The tunnels' PR campaign and some state leaders, including Governor Brown, talk about the catastrophic delta flood scenario as if the only consequence is water exports. Given that the direct devastation of such an event would be in the Delta itself, there are some serious economic and moral problems with this argument that should be raised given it is the main argument made for the controversial tunnels.
The source usually cited by tunnels advocates for the earthquake risk is the DRMS Phase I study which assessed flood risk and consequences in the Delta. Its assessment of levee failure probabilities was highly controversial but I will ignore that debate here, and focus on the consequences analysis. The report described the consequences as follows in the fourth sentence of its executive summary.
"Levee failures and the flooding that follows can cause fatalities, destruction of property and infrastructure, interruption of a large portion of California's water supply, environmental damage and statewide economic impacts."The first thing it mentions is fatalities, the second is property and infrastructure destruction in the Delta, and the third is water supply. The DRMS authors put that list in the proper order, as public safety is typically given the highest priority in risk-assessment and the DRMS analysis found that the economic loss to property and infrastructure exceeded the economic loss from interrupted water exports. Here are the Figures from the reports' executive summary that outline the public safety and economic costs.
For comparison, Katrina killed over 1,800 people and caused hundreds of billions in economic losses. The 1989 Loma Prieta earthquake in the Bay Area killed 62 people and caused over $6 billion in structure damage and more in total economic costs. DRMS describes a horrific scenario that could be worse than Loma Prieta and smaller than Katrina, but with a similarly devastating mix of fatalities and economic costs. However, the public discussion of the Delta scenario is driven by water exporters and focuses almost exclusively on economic losses, whereas discussion of these other events have focused much more on life loss and public safety.
In recent years, I have heard informally that subsequent modeling has shown that shut-down of the export pumps in this Delta flood scenario are more likely to be weeks or a few months, rather than years that are more often heard in the media. DWR Director Mark Cowin has recently said weeks and months. I am aware of this presentation to BDCP from a few years ago that supports weeks and months.
I am not aware of any more recent analysis of fatality risk. Perhaps that would decline in a more recent assessments as well - especially if the levee failure probabilities have been reduced to account for the lower frequency of floods seen in the past decade and levee and emergency response improvements. However, it should be noted that the fresh water inflows which reduce the length of water export outages in some cases could still be just as devastating to lives, property and infrastructure in the Delta.
In this recent Bee op-ed, my language on this issue was probably too strong, and I would have toned down my earthquake statement if I had known the Bee was going to use it as a call out subtitle. But this earthquake, salt water, shut-down the pumps argument has once again become the principal case for the tunnels' made by many state political and business leaders. If that is the main argument, then it needs to face more tough questions about its economic, technical and ethical merits.

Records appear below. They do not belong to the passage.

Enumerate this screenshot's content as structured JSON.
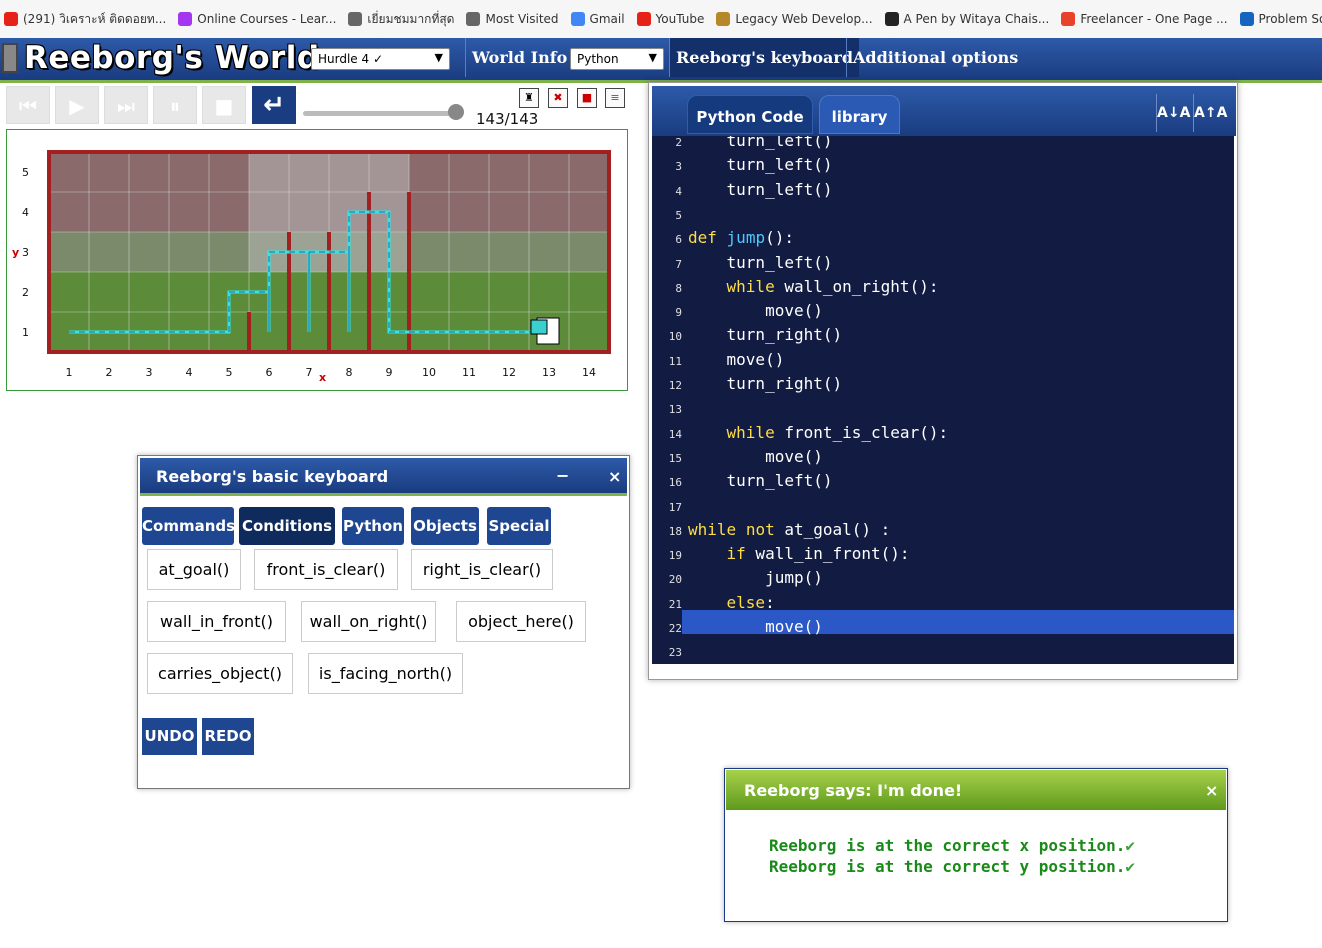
{
  "bookmarks": [
    {
      "label": "(291) วิเคราะห์ ติดดอยท...",
      "icon": "youtube-icon",
      "color": "#e62117"
    },
    {
      "label": "Online Courses - Lear...",
      "icon": "udemy-icon",
      "color": "#a435f0"
    },
    {
      "label": "เยี่ยมชมมากที่สุด",
      "icon": "gear-icon",
      "color": "#666666"
    },
    {
      "label": "Most Visited",
      "icon": "gear-icon",
      "color": "#666666"
    },
    {
      "label": "Gmail",
      "icon": "google-icon",
      "color": "#4285f4"
    },
    {
      "label": "YouTube",
      "icon": "youtube-icon",
      "color": "#e62117"
    },
    {
      "label": "Legacy Web Develop...",
      "icon": "freecodecamp-icon",
      "color": "#b5882a"
    },
    {
      "label": "A Pen by Witaya Chais...",
      "icon": "codepen-icon",
      "color": "#222222"
    },
    {
      "label": "Freelancer - One Page ...",
      "icon": "freelancer-icon",
      "color": "#e8432a"
    },
    {
      "label": "Problem Solving, Pyth...",
      "icon": "c-icon",
      "color": "#1565c0"
    }
  ],
  "topbar": {
    "logo": "Reeborg's World",
    "world_select": "Hurdle 4 ✓",
    "world_info": "World Info",
    "language_select": "Python",
    "keyboard": "Reeborg's keyboard",
    "options": "Additional options"
  },
  "controls": {
    "step_count": "143/143",
    "progress": 1.0
  },
  "world": {
    "y_label": "y",
    "x_label": "x",
    "x_ticks": [
      "1",
      "2",
      "3",
      "4",
      "5",
      "6",
      "7",
      "8",
      "9",
      "10",
      "11",
      "12",
      "13",
      "14"
    ],
    "y_ticks": [
      "1",
      "2",
      "3",
      "4",
      "5"
    ]
  },
  "editor": {
    "tab_code": "Python Code",
    "tab_library": "library",
    "font_down": "A↓A",
    "font_up": "A↑A",
    "lines": [
      {
        "n": "2",
        "text": "    turn_left()"
      },
      {
        "n": "3",
        "text": "    turn_left()"
      },
      {
        "n": "4",
        "text": "    turn_left()"
      },
      {
        "n": "5",
        "text": ""
      },
      {
        "n": "6",
        "text": "def jump():"
      },
      {
        "n": "7",
        "text": "    turn_left()"
      },
      {
        "n": "8",
        "text": "    while wall_on_right():"
      },
      {
        "n": "9",
        "text": "        move()"
      },
      {
        "n": "10",
        "text": "    turn_right()"
      },
      {
        "n": "11",
        "text": "    move()"
      },
      {
        "n": "12",
        "text": "    turn_right()"
      },
      {
        "n": "13",
        "text": ""
      },
      {
        "n": "14",
        "text": "    while front_is_clear():"
      },
      {
        "n": "15",
        "text": "        move()"
      },
      {
        "n": "16",
        "text": "    turn_left()"
      },
      {
        "n": "17",
        "text": ""
      },
      {
        "n": "18",
        "text": "while not at_goal() :"
      },
      {
        "n": "19",
        "text": "    if wall_in_front():"
      },
      {
        "n": "20",
        "text": "        jump()"
      },
      {
        "n": "21",
        "text": "    else:"
      },
      {
        "n": "22",
        "text": "        move()"
      },
      {
        "n": "23",
        "text": ""
      }
    ]
  },
  "keyboard": {
    "title": "Reeborg's basic keyboard",
    "minimize": "−",
    "close": "×",
    "tabs": [
      "Commands",
      "Conditions",
      "Python",
      "Objects",
      "Special"
    ],
    "active_tab": "Conditions",
    "buttons": [
      "at_goal()",
      "front_is_clear()",
      "right_is_clear()",
      "wall_in_front()",
      "wall_on_right()",
      "object_here()",
      "carries_object()",
      "is_facing_north()"
    ],
    "undo": "UNDO",
    "redo": "REDO"
  },
  "says": {
    "title": "Reeborg says: I'm done!",
    "close": "×",
    "line1": "Reeborg is at the correct x position.",
    "line2": "Reeborg is at the correct y position."
  },
  "colors": {
    "header_blue": "#1a3c80",
    "accent_green": "#7fb24a",
    "code_bg": "#121c42",
    "keyword": "#ffdd44",
    "function": "#4dc9ff",
    "wall": "#a32020",
    "path": "#33e5e5",
    "success": "#1a8a1a"
  }
}
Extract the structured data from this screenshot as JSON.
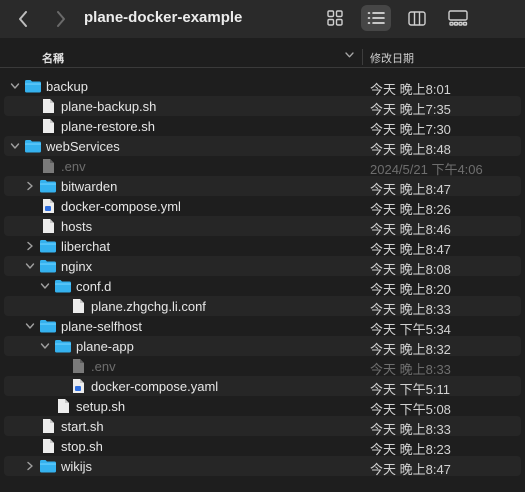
{
  "window": {
    "title": "plane-docker-example"
  },
  "toolbar": {
    "back": "chevron-left-icon",
    "forward": "chevron-right-icon",
    "views": [
      "icons-view-icon",
      "list-view-icon",
      "columns-view-icon",
      "gallery-view-icon"
    ],
    "active_view": "list"
  },
  "columns": {
    "name": "名稱",
    "date": "修改日期"
  },
  "colors": {
    "folder": "#35b2ef",
    "folder_tab": "#6cd0ff",
    "file": "#ededed",
    "dimmed": "#6e6e6e",
    "yaml_badge": "#2f6fe0"
  },
  "rows": [
    {
      "name": "backup",
      "date": "今天 晚上8:01",
      "level": 0,
      "kind": "folder",
      "expanded": true
    },
    {
      "name": "plane-backup.sh",
      "date": "今天 晚上7:35",
      "level": 1,
      "kind": "file"
    },
    {
      "name": "plane-restore.sh",
      "date": "今天 晚上7:30",
      "level": 1,
      "kind": "file"
    },
    {
      "name": "webServices",
      "date": "今天 晚上8:48",
      "level": 0,
      "kind": "folder",
      "expanded": true
    },
    {
      "name": ".env",
      "date": "2024/5/21 下午4:06",
      "level": 1,
      "kind": "hidden-file",
      "dim": true
    },
    {
      "name": "bitwarden",
      "date": "今天 晚上8:47",
      "level": 1,
      "kind": "folder",
      "expanded": false
    },
    {
      "name": "docker-compose.yml",
      "date": "今天 晚上8:26",
      "level": 1,
      "kind": "yaml"
    },
    {
      "name": "hosts",
      "date": "今天 晚上8:46",
      "level": 1,
      "kind": "file"
    },
    {
      "name": "liberchat",
      "date": "今天 晚上8:47",
      "level": 1,
      "kind": "folder",
      "expanded": false
    },
    {
      "name": "nginx",
      "date": "今天 晚上8:08",
      "level": 1,
      "kind": "folder",
      "expanded": true
    },
    {
      "name": "conf.d",
      "date": "今天 晚上8:20",
      "level": 2,
      "kind": "folder",
      "expanded": true
    },
    {
      "name": "plane.zhgchg.li.conf",
      "date": "今天 晚上8:33",
      "level": 3,
      "kind": "file"
    },
    {
      "name": "plane-selfhost",
      "date": "今天 下午5:34",
      "level": 1,
      "kind": "folder",
      "expanded": true
    },
    {
      "name": "plane-app",
      "date": "今天 晚上8:32",
      "level": 2,
      "kind": "folder",
      "expanded": true
    },
    {
      "name": ".env",
      "date": "今天 晚上8:33",
      "level": 3,
      "kind": "hidden-file",
      "dim": true
    },
    {
      "name": "docker-compose.yaml",
      "date": "今天 下午5:11",
      "level": 3,
      "kind": "yaml"
    },
    {
      "name": "setup.sh",
      "date": "今天 下午5:08",
      "level": 2,
      "kind": "file"
    },
    {
      "name": "start.sh",
      "date": "今天 晚上8:33",
      "level": 1,
      "kind": "file"
    },
    {
      "name": "stop.sh",
      "date": "今天 晚上8:23",
      "level": 1,
      "kind": "file"
    },
    {
      "name": "wikijs",
      "date": "今天 晚上8:47",
      "level": 1,
      "kind": "folder",
      "expanded": false
    }
  ]
}
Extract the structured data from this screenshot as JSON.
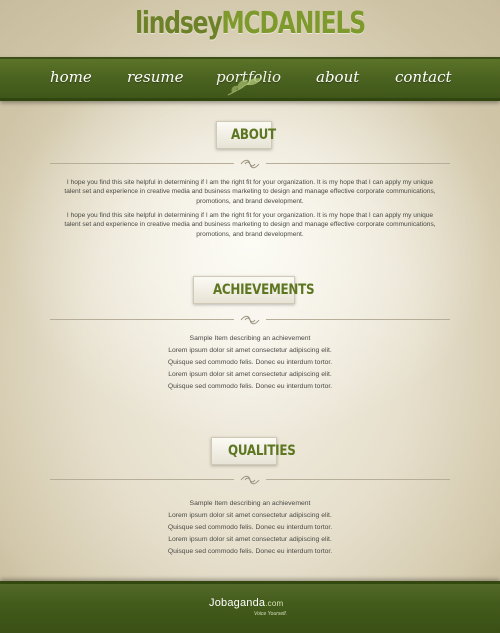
{
  "header": {
    "logo_first": "lindsey",
    "logo_last": "MCDANIELS"
  },
  "nav": {
    "items": [
      {
        "label": "home"
      },
      {
        "label": "resume"
      },
      {
        "label": "portfolio"
      },
      {
        "label": "about"
      },
      {
        "label": "contact"
      }
    ],
    "active": "portfolio"
  },
  "about": {
    "heading": "ABOUT",
    "paragraphs": [
      "I hope you find this site helpful in determining if I am the right fit for your organization.  It is my hope that I can apply my unique talent set and experience in creative media and business marketing to design and manage effective corporate communications, promotions, and brand development.",
      "I hope you find this site helpful in determining if I am the right fit for your organization.  It is my hope that I can apply my unique talent set and experience in creative media and business marketing to design and manage effective corporate communications, promotions, and brand development."
    ]
  },
  "achievements": {
    "heading": "ACHIEVEMENTS",
    "items": [
      "Sample Item describing an achievement",
      "Lorem ipsum dolor sit amet consectetur adipiscing elit.",
      "Quisque sed commodo felis. Donec eu interdum tortor.",
      "Lorem ipsum dolor sit amet consectetur adipiscing elit.",
      "Quisque sed commodo felis. Donec eu interdum tortor."
    ]
  },
  "qualities": {
    "heading": "QUALITIES",
    "items": [
      "Sample Item describing an achievement",
      "Lorem ipsum dolor sit amet consectetur adipiscing elit.",
      "Quisque sed commodo felis. Donec eu interdum tortor.",
      "Lorem ipsum dolor sit amet consectetur adipiscing elit.",
      "Quisque sed commodo felis. Donec eu interdum tortor."
    ]
  },
  "footer": {
    "brand": "Jobaganda",
    "tld": ".com",
    "tagline": "Voice Yourself."
  },
  "colors": {
    "brand_green": "#4c6420",
    "logo_green": "#6d8228",
    "heading_green": "#5d7620",
    "paper": "#ece6d6"
  }
}
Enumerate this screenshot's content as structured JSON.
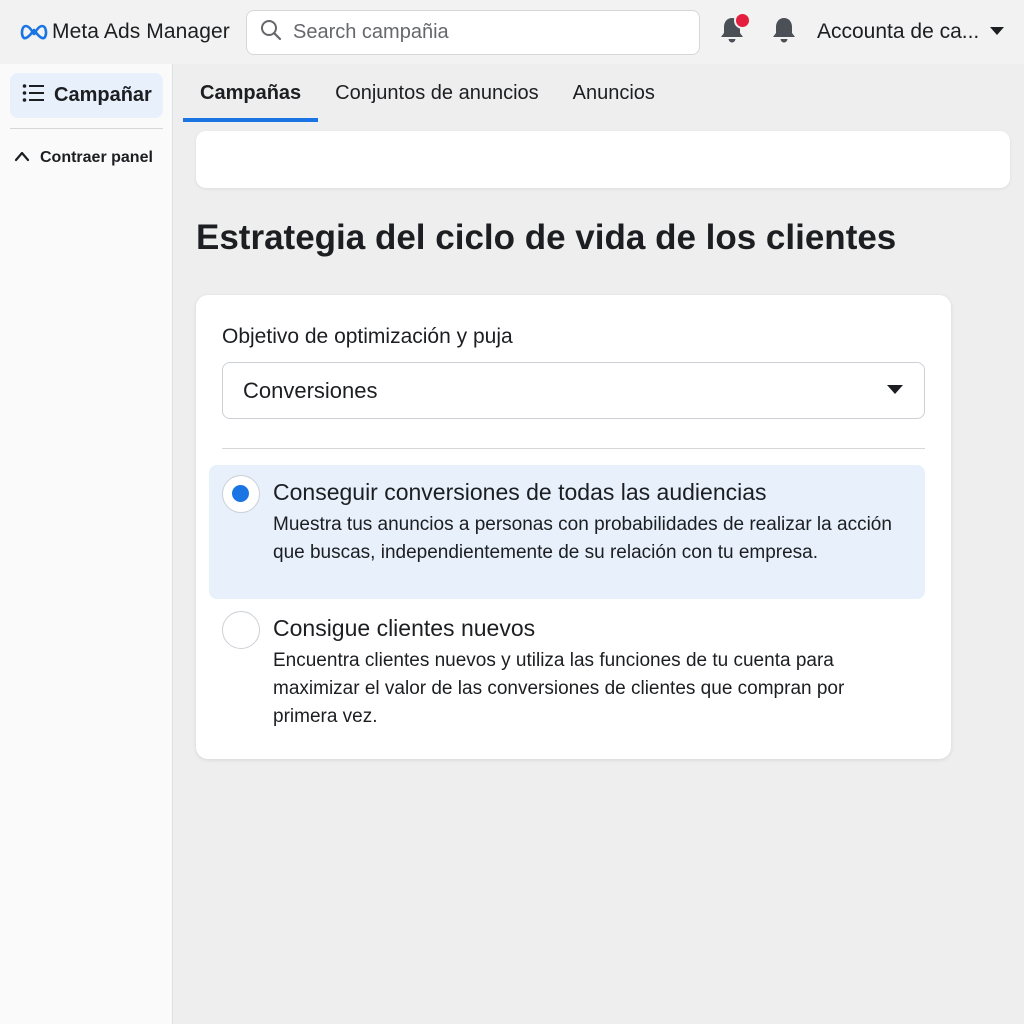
{
  "header": {
    "brand": "Meta Ads Manager",
    "search_placeholder": "Search campañia",
    "account_label": "Accounta de ca...",
    "accent": "#1b74e4",
    "notification_dot_color": "#e41e3f"
  },
  "sidebar": {
    "active_item": {
      "label": "Campañar",
      "icon": "list-icon"
    },
    "collapse_label": "Contraer panel"
  },
  "tabs": [
    {
      "label": "Campañas",
      "active": true
    },
    {
      "label": "Conjuntos de anuncios",
      "active": false
    },
    {
      "label": "Anuncios",
      "active": false
    }
  ],
  "main": {
    "section_title": "Estrategia del ciclo de vida de los clientes",
    "field_label": "Objetivo de optimización y puja",
    "select_value": "Conversiones",
    "options": [
      {
        "title": "Conseguir conversiones de todas las audiencias",
        "description": "Muestra tus anuncios a personas con probabilidades de realizar la acción que buscas, independientemente de su relación con tu empresa.",
        "selected": true
      },
      {
        "title": "Consigue clientes nuevos",
        "description": "Encuentra clientes nuevos y utiliza las funciones de tu cuenta para maximizar el valor de las conversiones de clientes que compran por primera vez.",
        "selected": false
      }
    ]
  }
}
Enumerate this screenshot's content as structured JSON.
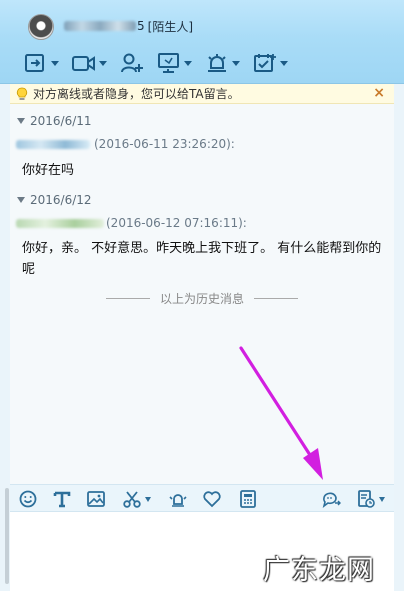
{
  "window": {
    "contact_name_suffix": "5",
    "contact_tag": "[陌生人]"
  },
  "toolbar": {
    "items": [
      {
        "icon": "share-screen-icon"
      },
      {
        "icon": "video-call-icon"
      },
      {
        "icon": "add-friend-icon"
      },
      {
        "icon": "remote-desktop-icon"
      },
      {
        "icon": "alert-icon"
      },
      {
        "icon": "schedule-icon"
      }
    ]
  },
  "notice": {
    "text": "对方离线或者隐身，您可以给TA留言。",
    "close": "×"
  },
  "chat": {
    "groups": [
      {
        "date": "2016/6/11",
        "timestamp": "(2016-06-11 23:26:20):",
        "message": "你好在吗"
      },
      {
        "date": "2016/6/12",
        "timestamp": "(2016-06-12 07:16:11):",
        "message": "你好，亲。 不好意思。昨天晚上我下班了。 有什么能帮到你的呢"
      }
    ],
    "history_label": "以上为历史消息"
  },
  "input_toolbar": {
    "items": [
      "emoji-icon",
      "font-icon",
      "image-icon",
      "scissors-icon",
      "shake-icon",
      "heart-icon",
      "calculator-icon",
      "voice-message-icon",
      "history-icon"
    ]
  },
  "watermark": "广东龙网",
  "colors": {
    "title_bg": "#a9dcf7",
    "chat_bg": "#f5f9fb",
    "notice_bg": "#fffbe1",
    "arrow": "#d21fe0"
  }
}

Addendum, July 29:
I realize I failed to include a graphic that shows DRMS found water export interruption was only 20% of the cost. It is tedious to tabulate this from the appendices, but it is relatively easy to derive from this table from DRMS Phase 2 report (taken from Table 18-2).